• Excerpts from an interface dataset:
Segment Open
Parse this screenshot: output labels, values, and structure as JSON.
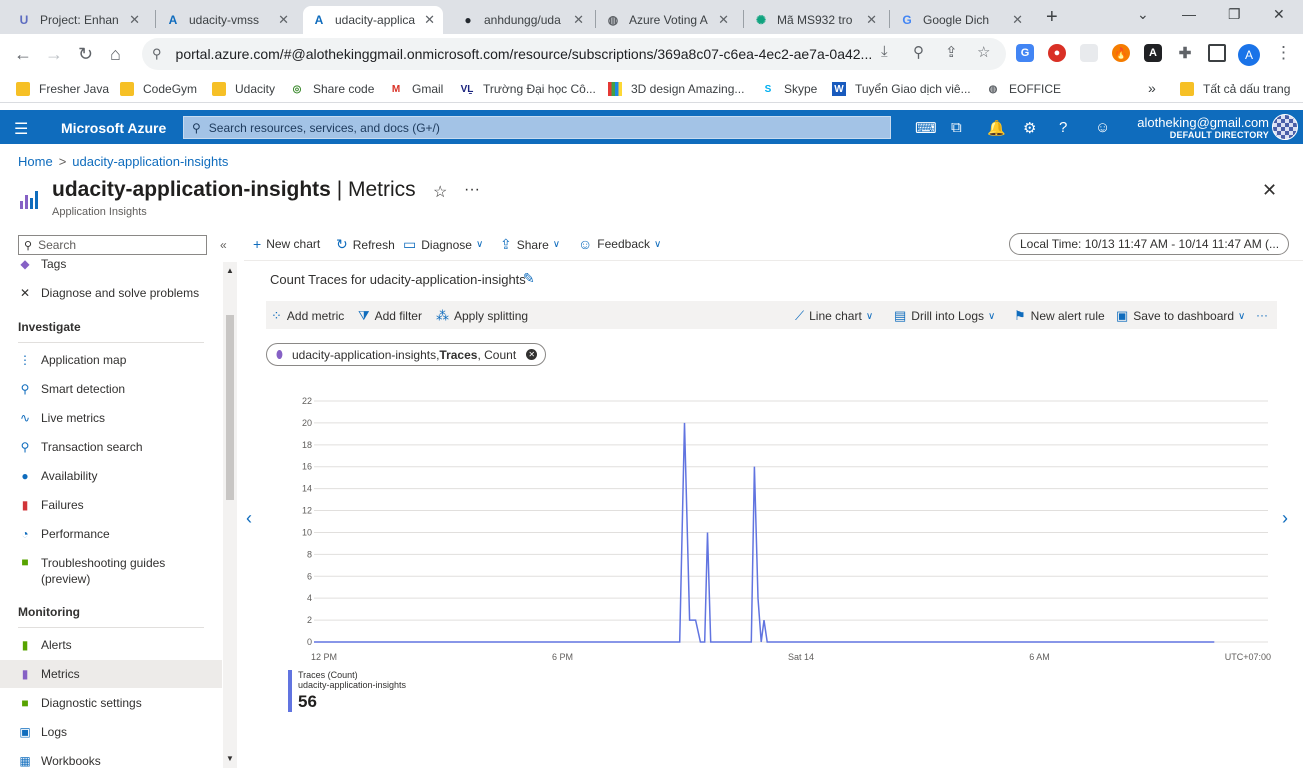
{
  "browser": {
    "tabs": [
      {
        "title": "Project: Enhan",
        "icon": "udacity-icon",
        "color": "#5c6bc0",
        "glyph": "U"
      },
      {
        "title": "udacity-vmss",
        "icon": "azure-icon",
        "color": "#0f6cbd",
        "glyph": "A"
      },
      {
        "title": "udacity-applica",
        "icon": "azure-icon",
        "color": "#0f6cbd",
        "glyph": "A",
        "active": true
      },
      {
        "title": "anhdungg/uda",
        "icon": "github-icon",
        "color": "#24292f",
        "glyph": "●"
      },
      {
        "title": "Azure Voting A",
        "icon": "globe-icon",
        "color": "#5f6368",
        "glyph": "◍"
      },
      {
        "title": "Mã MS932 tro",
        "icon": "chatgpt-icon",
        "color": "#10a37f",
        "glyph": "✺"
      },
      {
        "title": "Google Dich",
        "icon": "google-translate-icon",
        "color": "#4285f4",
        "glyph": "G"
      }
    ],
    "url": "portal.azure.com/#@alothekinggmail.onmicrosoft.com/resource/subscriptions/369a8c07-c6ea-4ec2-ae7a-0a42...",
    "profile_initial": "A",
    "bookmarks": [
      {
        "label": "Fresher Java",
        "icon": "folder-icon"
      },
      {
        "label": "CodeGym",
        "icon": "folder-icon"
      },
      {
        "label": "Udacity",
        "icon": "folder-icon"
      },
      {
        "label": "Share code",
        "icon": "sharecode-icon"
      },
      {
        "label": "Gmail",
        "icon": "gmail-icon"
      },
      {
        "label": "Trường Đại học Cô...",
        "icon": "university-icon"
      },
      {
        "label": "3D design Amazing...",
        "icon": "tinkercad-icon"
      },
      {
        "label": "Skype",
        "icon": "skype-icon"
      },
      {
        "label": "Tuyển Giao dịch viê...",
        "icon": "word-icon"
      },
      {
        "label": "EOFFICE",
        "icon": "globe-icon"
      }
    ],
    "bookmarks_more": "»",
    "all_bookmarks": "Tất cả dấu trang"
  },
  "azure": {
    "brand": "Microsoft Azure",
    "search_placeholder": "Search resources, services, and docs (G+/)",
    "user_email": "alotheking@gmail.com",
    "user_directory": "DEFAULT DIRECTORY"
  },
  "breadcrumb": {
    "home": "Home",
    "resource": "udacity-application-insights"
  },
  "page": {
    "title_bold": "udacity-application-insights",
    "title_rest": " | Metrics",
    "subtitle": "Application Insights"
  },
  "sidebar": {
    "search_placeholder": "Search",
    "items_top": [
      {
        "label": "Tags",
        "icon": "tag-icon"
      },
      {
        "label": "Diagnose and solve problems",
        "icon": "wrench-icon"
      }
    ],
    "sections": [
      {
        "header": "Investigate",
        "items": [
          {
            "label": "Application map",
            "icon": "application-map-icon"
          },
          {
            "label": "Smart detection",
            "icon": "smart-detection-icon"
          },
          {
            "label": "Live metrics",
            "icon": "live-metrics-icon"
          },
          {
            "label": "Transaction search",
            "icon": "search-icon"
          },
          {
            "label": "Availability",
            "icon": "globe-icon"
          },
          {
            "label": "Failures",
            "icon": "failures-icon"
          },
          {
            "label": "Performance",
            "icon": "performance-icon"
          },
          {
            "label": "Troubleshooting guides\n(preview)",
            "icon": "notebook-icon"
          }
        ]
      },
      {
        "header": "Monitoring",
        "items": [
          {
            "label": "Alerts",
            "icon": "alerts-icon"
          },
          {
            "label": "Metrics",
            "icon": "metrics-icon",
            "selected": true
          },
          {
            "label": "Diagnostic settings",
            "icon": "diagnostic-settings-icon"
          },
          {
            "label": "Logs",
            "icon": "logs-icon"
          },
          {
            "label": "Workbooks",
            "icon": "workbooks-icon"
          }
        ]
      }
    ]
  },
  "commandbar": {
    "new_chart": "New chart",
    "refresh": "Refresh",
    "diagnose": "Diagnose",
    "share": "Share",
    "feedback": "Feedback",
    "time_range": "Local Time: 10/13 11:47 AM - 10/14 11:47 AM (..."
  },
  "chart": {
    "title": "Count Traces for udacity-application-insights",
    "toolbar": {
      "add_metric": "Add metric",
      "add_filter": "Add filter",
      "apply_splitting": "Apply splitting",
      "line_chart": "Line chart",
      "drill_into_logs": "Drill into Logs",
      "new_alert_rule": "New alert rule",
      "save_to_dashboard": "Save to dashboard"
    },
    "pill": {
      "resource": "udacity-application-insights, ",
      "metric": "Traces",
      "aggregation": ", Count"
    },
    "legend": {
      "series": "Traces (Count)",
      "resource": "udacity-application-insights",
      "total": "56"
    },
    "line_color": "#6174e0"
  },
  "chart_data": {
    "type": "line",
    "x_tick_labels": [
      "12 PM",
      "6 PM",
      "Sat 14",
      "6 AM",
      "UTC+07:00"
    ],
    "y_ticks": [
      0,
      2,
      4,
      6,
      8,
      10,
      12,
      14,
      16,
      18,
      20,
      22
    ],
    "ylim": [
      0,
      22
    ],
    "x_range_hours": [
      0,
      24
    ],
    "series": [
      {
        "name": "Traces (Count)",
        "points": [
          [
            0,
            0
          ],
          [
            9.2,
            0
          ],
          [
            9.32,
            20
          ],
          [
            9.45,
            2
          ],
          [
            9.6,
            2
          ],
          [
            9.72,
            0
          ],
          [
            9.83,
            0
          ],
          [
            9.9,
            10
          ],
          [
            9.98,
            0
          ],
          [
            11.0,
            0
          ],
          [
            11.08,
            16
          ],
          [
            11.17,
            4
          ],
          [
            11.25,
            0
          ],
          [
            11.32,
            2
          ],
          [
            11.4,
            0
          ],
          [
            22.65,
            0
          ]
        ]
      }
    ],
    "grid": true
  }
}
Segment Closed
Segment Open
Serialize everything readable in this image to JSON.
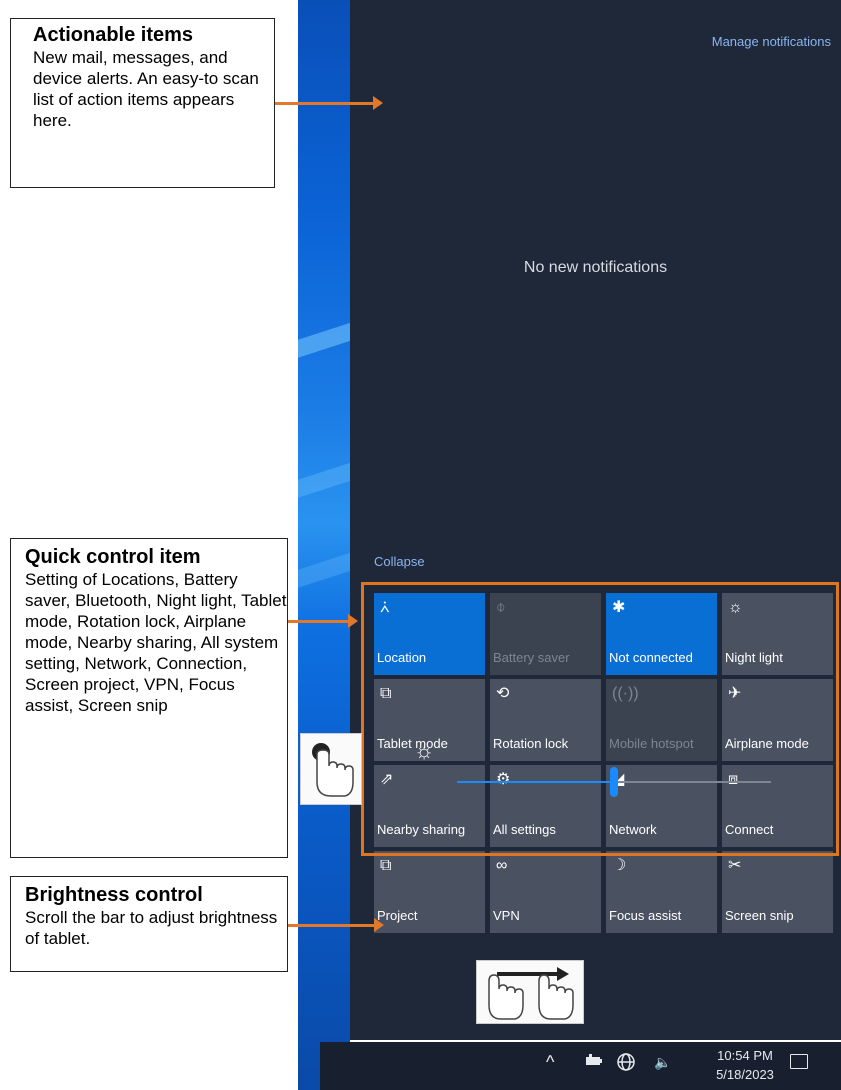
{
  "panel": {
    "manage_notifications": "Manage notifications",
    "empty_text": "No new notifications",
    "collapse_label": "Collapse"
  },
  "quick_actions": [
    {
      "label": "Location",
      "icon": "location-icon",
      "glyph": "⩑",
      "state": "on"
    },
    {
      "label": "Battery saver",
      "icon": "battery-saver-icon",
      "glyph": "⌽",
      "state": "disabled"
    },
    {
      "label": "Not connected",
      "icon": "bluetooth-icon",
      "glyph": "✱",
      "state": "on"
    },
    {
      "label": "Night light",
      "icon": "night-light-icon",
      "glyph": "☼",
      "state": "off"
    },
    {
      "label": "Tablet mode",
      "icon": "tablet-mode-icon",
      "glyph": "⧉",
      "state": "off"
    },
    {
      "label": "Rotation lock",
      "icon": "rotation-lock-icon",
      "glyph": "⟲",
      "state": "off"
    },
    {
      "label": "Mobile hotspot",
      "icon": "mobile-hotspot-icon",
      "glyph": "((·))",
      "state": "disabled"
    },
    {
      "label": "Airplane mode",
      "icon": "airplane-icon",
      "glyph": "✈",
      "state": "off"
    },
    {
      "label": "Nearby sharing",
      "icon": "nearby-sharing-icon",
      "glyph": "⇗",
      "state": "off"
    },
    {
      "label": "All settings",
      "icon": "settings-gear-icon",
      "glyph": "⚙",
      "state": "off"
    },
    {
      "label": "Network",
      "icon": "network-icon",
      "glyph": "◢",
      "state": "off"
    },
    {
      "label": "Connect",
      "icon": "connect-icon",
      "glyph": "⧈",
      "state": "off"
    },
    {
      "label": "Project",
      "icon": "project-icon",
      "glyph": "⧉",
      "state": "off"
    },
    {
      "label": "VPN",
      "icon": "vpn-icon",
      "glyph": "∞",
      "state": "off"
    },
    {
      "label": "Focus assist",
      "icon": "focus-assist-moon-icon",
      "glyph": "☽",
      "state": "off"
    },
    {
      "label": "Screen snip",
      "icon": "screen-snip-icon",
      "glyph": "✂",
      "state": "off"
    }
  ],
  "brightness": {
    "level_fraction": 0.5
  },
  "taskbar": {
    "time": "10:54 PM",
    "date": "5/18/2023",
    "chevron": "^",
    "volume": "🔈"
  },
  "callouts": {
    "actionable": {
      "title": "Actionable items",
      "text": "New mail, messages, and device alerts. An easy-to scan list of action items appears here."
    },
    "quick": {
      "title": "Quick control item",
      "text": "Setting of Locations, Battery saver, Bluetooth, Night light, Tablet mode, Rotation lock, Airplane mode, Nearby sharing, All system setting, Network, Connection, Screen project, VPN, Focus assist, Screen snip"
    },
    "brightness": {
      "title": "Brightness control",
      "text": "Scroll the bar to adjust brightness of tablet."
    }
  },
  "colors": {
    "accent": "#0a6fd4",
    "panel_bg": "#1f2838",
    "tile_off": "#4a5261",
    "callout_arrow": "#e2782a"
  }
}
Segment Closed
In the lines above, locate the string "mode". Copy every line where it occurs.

• OUTPUT BELOW:
      "label": "Tablet mode",
      "icon": "tablet-mode-icon",
      "label": "Airplane mode",
      "text": "Setting of Locations, Battery saver, Bluetooth, Night light, Tablet mode, Rotation lock, Airplane mode, Nearby sharing, All system setting, Network, Connection, Screen project, VPN, Focus assist, Screen snip"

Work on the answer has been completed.